Jesus is our Strategy

Read:

"And there occurred a sharp disagreement . . ." Acts 15:39


Reflect:

The people in the Bible were real, there stories were unvarnished by fiction. No names were changed to protect the innocent. The quarrel between Paul and Barnabas was no different. In fact, the Bible doesn't gloss over the conflict between these two friends and fellow ministers.


In this story of Godly people having a disagreement, we see ourselves. There will be times of fallout between friends and family. There are healthy steps which lead to freedom. However, we learn from this story that our conflict with others need not hinder the work of the gospel.


Recognize the distortions

It's better to face pain than distort it, confronting the way things really are is a decision of freedom and vibrancy. Choosing to face and feel the force of a situation involves a deliberate act of worship based on God’s trustworthiness.


Refuse denial

Pretending a conflict is not important seems like a high spiritual posture. We tend to come up with different ways to avoid facing the truth of our situations. However, facing up to our brokenness is necessary for spiritual and emotional health. 

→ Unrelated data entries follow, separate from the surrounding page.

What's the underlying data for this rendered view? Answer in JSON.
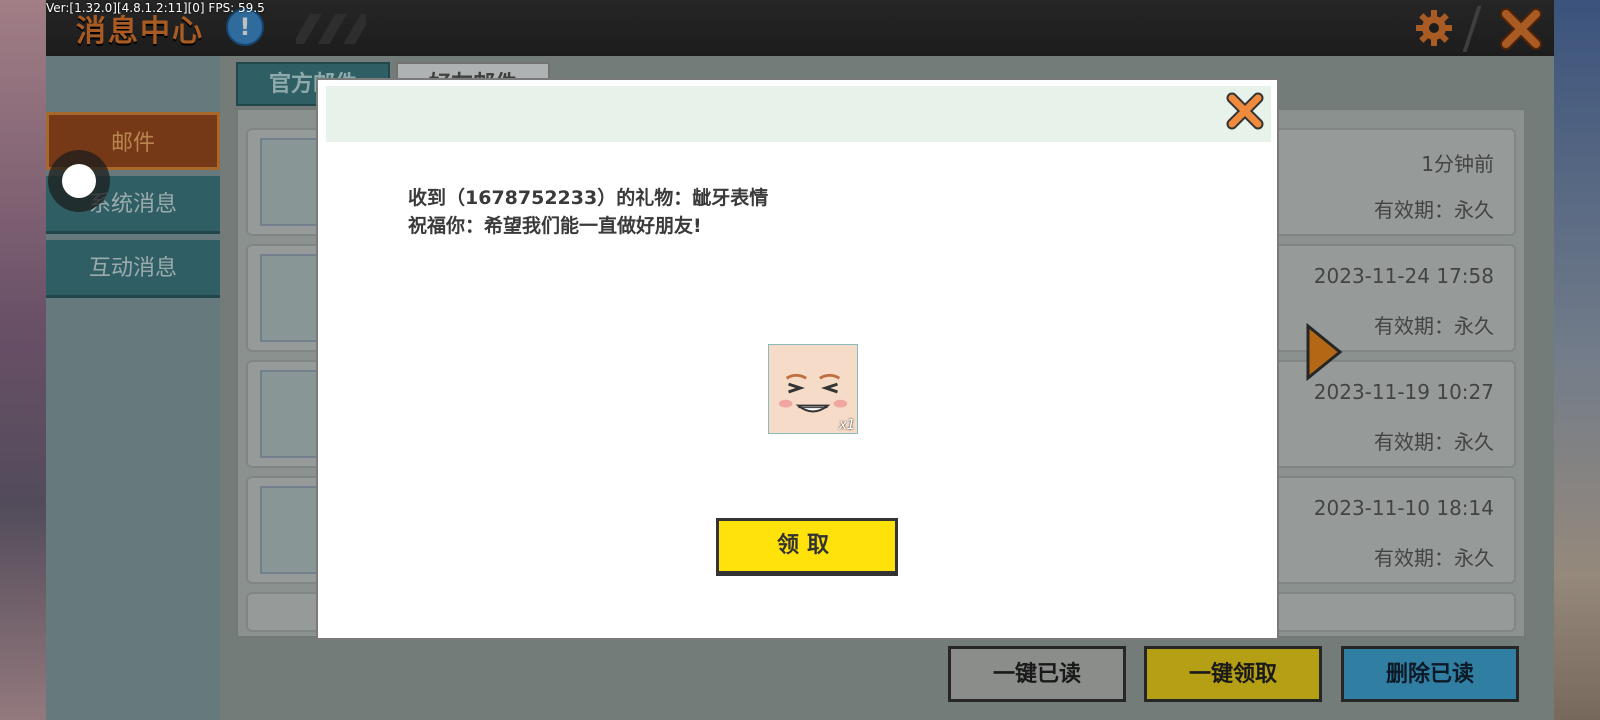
{
  "debug": {
    "version_text": "Ver:[1.32.0][4.8.1.2:11][0] FPS: 59.5"
  },
  "header": {
    "title": "消息中心"
  },
  "sidebar": {
    "items": [
      {
        "label": "邮件",
        "active": true
      },
      {
        "label": "系统消息",
        "active": false
      },
      {
        "label": "互动消息",
        "active": false
      }
    ]
  },
  "tabs": [
    {
      "label": "官方邮件",
      "active": true
    },
    {
      "label": "好友邮件",
      "active": false
    }
  ],
  "mail_list": [
    {
      "time": "1分钟前",
      "validity": "有效期：永久"
    },
    {
      "time": "2023-11-24 17:58",
      "validity": "有效期：永久"
    },
    {
      "time": "2023-11-19 10:27",
      "validity": "有效期：永久"
    },
    {
      "time": "2023-11-10 18:14",
      "validity": "有效期：永久"
    }
  ],
  "actions": {
    "mark_all_read": "一键已读",
    "collect_all": "一键领取",
    "delete_read": "删除已读"
  },
  "modal": {
    "line1": "收到（1678752233）的礼物：龇牙表情",
    "line2": "祝福你：希望我们能一直做好朋友!",
    "gift_count": "x1",
    "claim_label": "领取"
  },
  "colors": {
    "accent_orange": "#e07a2e",
    "claim_yellow": "#ffe20a",
    "teal": "#3f7f86",
    "delete_blue": "#41a9d8"
  }
}
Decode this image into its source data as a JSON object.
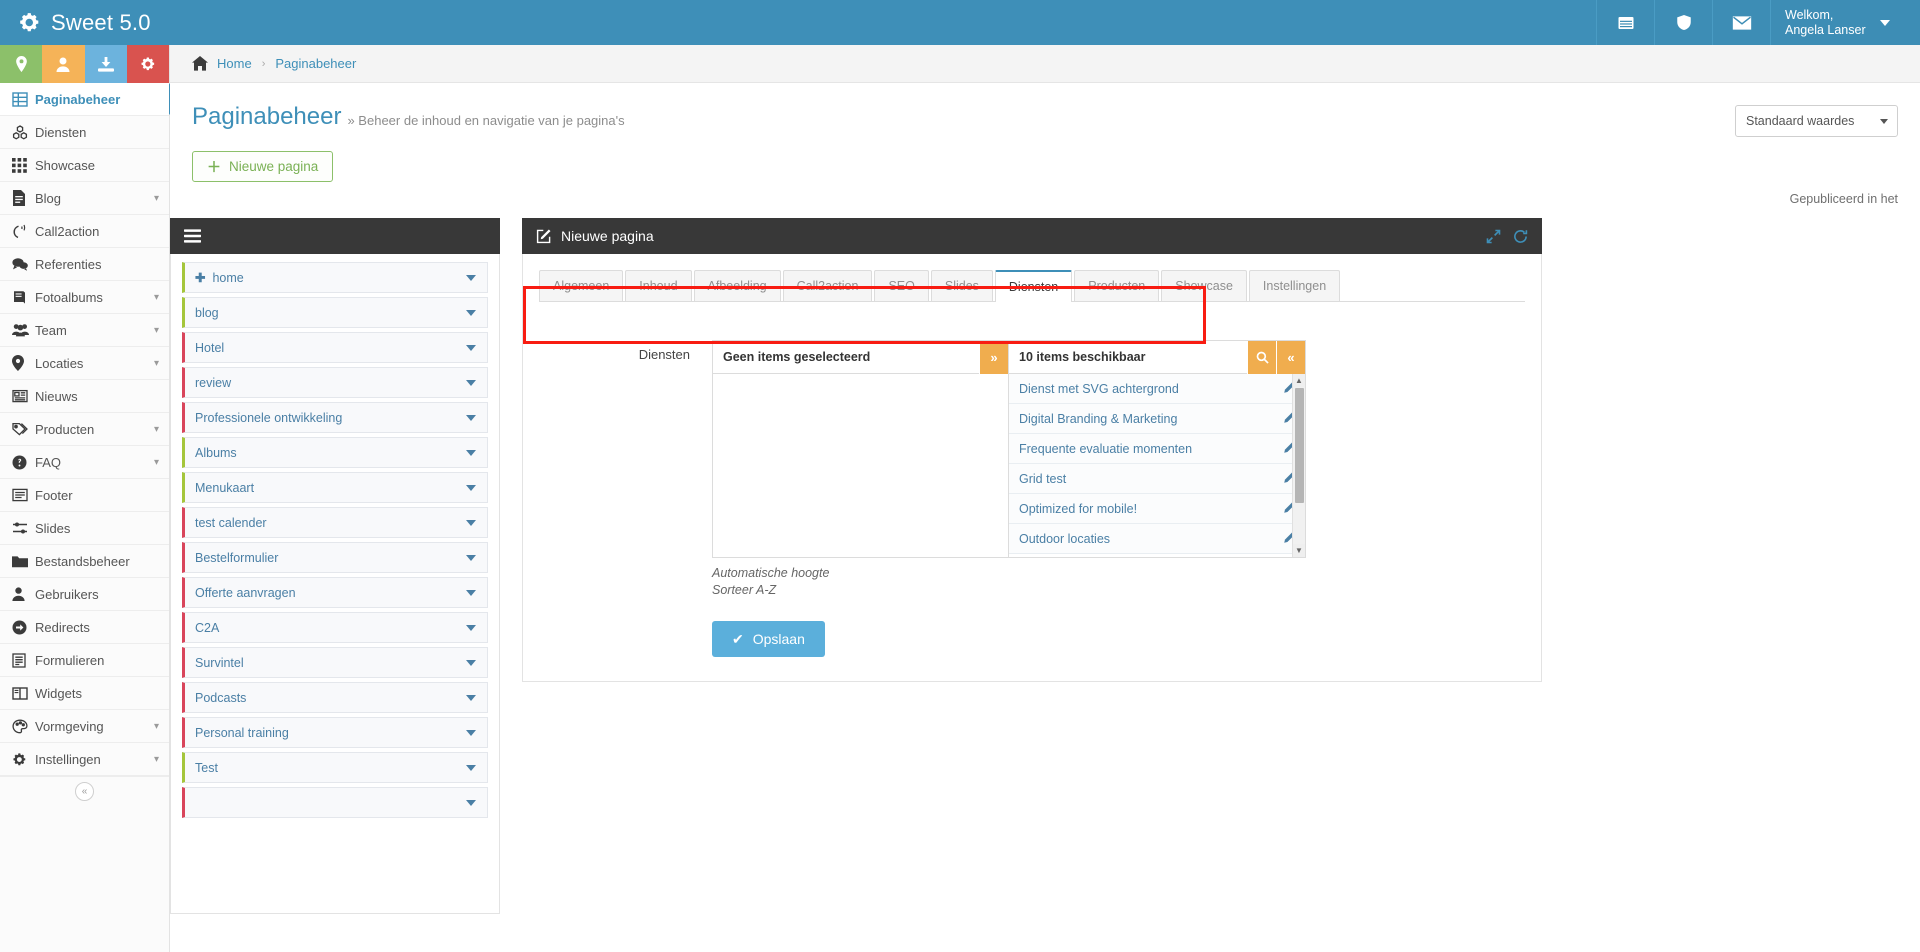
{
  "topbar": {
    "brand": "Sweet 5.0",
    "brand_icon": "gears-icon",
    "buttons": [
      {
        "name": "calendar-icon",
        "glyph": "☰"
      },
      {
        "name": "shield-icon",
        "glyph": "⬡"
      },
      {
        "name": "envelope-icon",
        "glyph": "✉"
      }
    ],
    "user": {
      "greeting": "Welkom,",
      "name": "Angela Lanser"
    }
  },
  "quickbar": [
    {
      "name": "location-quick-button",
      "icon": "map-marker-icon",
      "color": "#8cc06a"
    },
    {
      "name": "user-quick-button",
      "icon": "user-icon",
      "color": "#f5b358"
    },
    {
      "name": "download-quick-button",
      "icon": "download-icon",
      "color": "#6cb3dd"
    },
    {
      "name": "settings-quick-button",
      "icon": "gears-icon",
      "color": "#d9534f"
    }
  ],
  "sidebar": {
    "items": [
      {
        "label": "Paginabeheer",
        "icon": "table-icon",
        "active": true,
        "chevron": false
      },
      {
        "label": "Diensten",
        "icon": "cubes-icon",
        "active": false,
        "chevron": false
      },
      {
        "label": "Showcase",
        "icon": "grid-icon",
        "active": false,
        "chevron": false
      },
      {
        "label": "Blog",
        "icon": "document-icon",
        "active": false,
        "chevron": true
      },
      {
        "label": "Call2action",
        "icon": "megaphone-icon",
        "active": false,
        "chevron": false
      },
      {
        "label": "Referenties",
        "icon": "comments-icon",
        "active": false,
        "chevron": false
      },
      {
        "label": "Fotoalbums",
        "icon": "book-icon",
        "active": false,
        "chevron": true
      },
      {
        "label": "Team",
        "icon": "users-icon",
        "active": false,
        "chevron": true
      },
      {
        "label": "Locaties",
        "icon": "map-marker-icon",
        "active": false,
        "chevron": true
      },
      {
        "label": "Nieuws",
        "icon": "newspaper-icon",
        "active": false,
        "chevron": false
      },
      {
        "label": "Producten",
        "icon": "tags-icon",
        "active": false,
        "chevron": true
      },
      {
        "label": "FAQ",
        "icon": "question-icon",
        "active": false,
        "chevron": true
      },
      {
        "label": "Footer",
        "icon": "list-icon",
        "active": false,
        "chevron": false
      },
      {
        "label": "Slides",
        "icon": "sliders-icon",
        "active": false,
        "chevron": false
      },
      {
        "label": "Bestandsbeheer",
        "icon": "folder-icon",
        "active": false,
        "chevron": false
      },
      {
        "label": "Gebruikers",
        "icon": "user-icon",
        "active": false,
        "chevron": false
      },
      {
        "label": "Redirects",
        "icon": "arrow-circle-icon",
        "active": false,
        "chevron": false
      },
      {
        "label": "Formulieren",
        "icon": "form-icon",
        "active": false,
        "chevron": false
      },
      {
        "label": "Widgets",
        "icon": "columns-icon",
        "active": false,
        "chevron": false
      },
      {
        "label": "Vormgeving",
        "icon": "palette-icon",
        "active": false,
        "chevron": true
      },
      {
        "label": "Instellingen",
        "icon": "gear-icon",
        "active": false,
        "chevron": true
      }
    ],
    "collapse_glyph": "«"
  },
  "breadcrumb": {
    "home_icon": "home-icon",
    "home": "Home",
    "separator": "›",
    "current": "Paginabeheer"
  },
  "page": {
    "title": "Paginabeheer",
    "subtitle": "» Beheer de inhoud en navigatie van je pagina's",
    "select_value": "Standaard waardes",
    "new_page_button": "Nieuwe pagina",
    "new_page_plus": "＋",
    "published_note": "Gepubliceerd in het"
  },
  "menu_panel": {
    "hamburger_icon": "hamburger-icon",
    "rows": [
      {
        "label": "home",
        "color": "green",
        "plus": true
      },
      {
        "label": "blog",
        "color": "green",
        "plus": false
      },
      {
        "label": "Hotel",
        "color": "red",
        "plus": false
      },
      {
        "label": "review",
        "color": "red",
        "plus": false
      },
      {
        "label": "Professionele ontwikkeling",
        "color": "red",
        "plus": false
      },
      {
        "label": "Albums",
        "color": "green",
        "plus": false
      },
      {
        "label": "Menukaart",
        "color": "green",
        "plus": false
      },
      {
        "label": "test calender",
        "color": "red",
        "plus": false
      },
      {
        "label": "Bestelformulier",
        "color": "red",
        "plus": false
      },
      {
        "label": "Offerte aanvragen",
        "color": "red",
        "plus": false
      },
      {
        "label": "C2A",
        "color": "red",
        "plus": false
      },
      {
        "label": "Survintel",
        "color": "red",
        "plus": false
      },
      {
        "label": "Podcasts",
        "color": "red",
        "plus": false
      },
      {
        "label": "Personal training",
        "color": "red",
        "plus": false
      },
      {
        "label": "Test",
        "color": "green",
        "plus": false
      },
      {
        "label": "",
        "color": "red",
        "plus": false
      }
    ]
  },
  "editor": {
    "header_title": "Nieuwe pagina",
    "header_icon": "edit-icon",
    "expand_icon": "expand-icon",
    "refresh_icon": "refresh-icon",
    "tabs": [
      {
        "label": "Algemeen",
        "active": false
      },
      {
        "label": "Inhoud",
        "active": false
      },
      {
        "label": "Afbeelding",
        "active": false
      },
      {
        "label": "Call2action",
        "active": false
      },
      {
        "label": "SEO",
        "active": false
      },
      {
        "label": "Slides",
        "active": false
      },
      {
        "label": "Diensten",
        "active": true
      },
      {
        "label": "Producten",
        "active": false
      },
      {
        "label": "Showcase",
        "active": false
      },
      {
        "label": "Instellingen",
        "active": false
      }
    ],
    "field_label": "Diensten",
    "selected_panel": {
      "header": "Geen items geselecteerd",
      "move_button_glyph": "»",
      "items": []
    },
    "available_panel": {
      "header": "10 items beschikbaar",
      "search_icon": "search-icon",
      "collapse_glyph": "«",
      "items": [
        "Dienst met SVG achtergrond",
        "Digital Branding & Marketing",
        "Frequente evaluatie momenten",
        "Grid test",
        "Optimized for mobile!",
        "Outdoor locaties"
      ],
      "edit_icon": "pencil-icon"
    },
    "hints": [
      "Automatische hoogte",
      "Sorteer A-Z"
    ],
    "save_button": "Opslaan",
    "save_check": "✔"
  },
  "colors": {
    "brand_blue": "#3e8fb8",
    "accent_orange": "#f0ad4e",
    "green": "#8cc06a",
    "red": "#d9534f",
    "highlight_red": "#f81c12",
    "dark_panel": "#383838",
    "menu_green": "#a5c63b",
    "menu_red": "#d9455b",
    "save_blue": "#5bafdb"
  }
}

Repent of deadness

Numbing out may provide temporary relief, but it can never bring healing or freedom. Suffocating emotions is a feeble substitute for wholeness and will only make us more tired and disconnected from God. Healing requires an act of faith, we turn from our best practices and turn to God. 


Reclaim God’s design

The enemy creates lies to lodge in our heart designed to fracture our image in God, "God doesn't like me." "He's punishing me." "I can't trust anyone, they will only hurt me." "I deserve this." Mending our image in God returns to us the longing and ability to have healthy relationships with others. 


Thankfully, this process does not require brute strength. Jesus is our strategy. If your first concern is to look after yourself, you'll never find yourself. But if you forget about yourself and look to Jesus, you'll find both yourself and Jesus.


Respond:

Think of someone with whom you've had a conflict and prayerfully work through the four steps.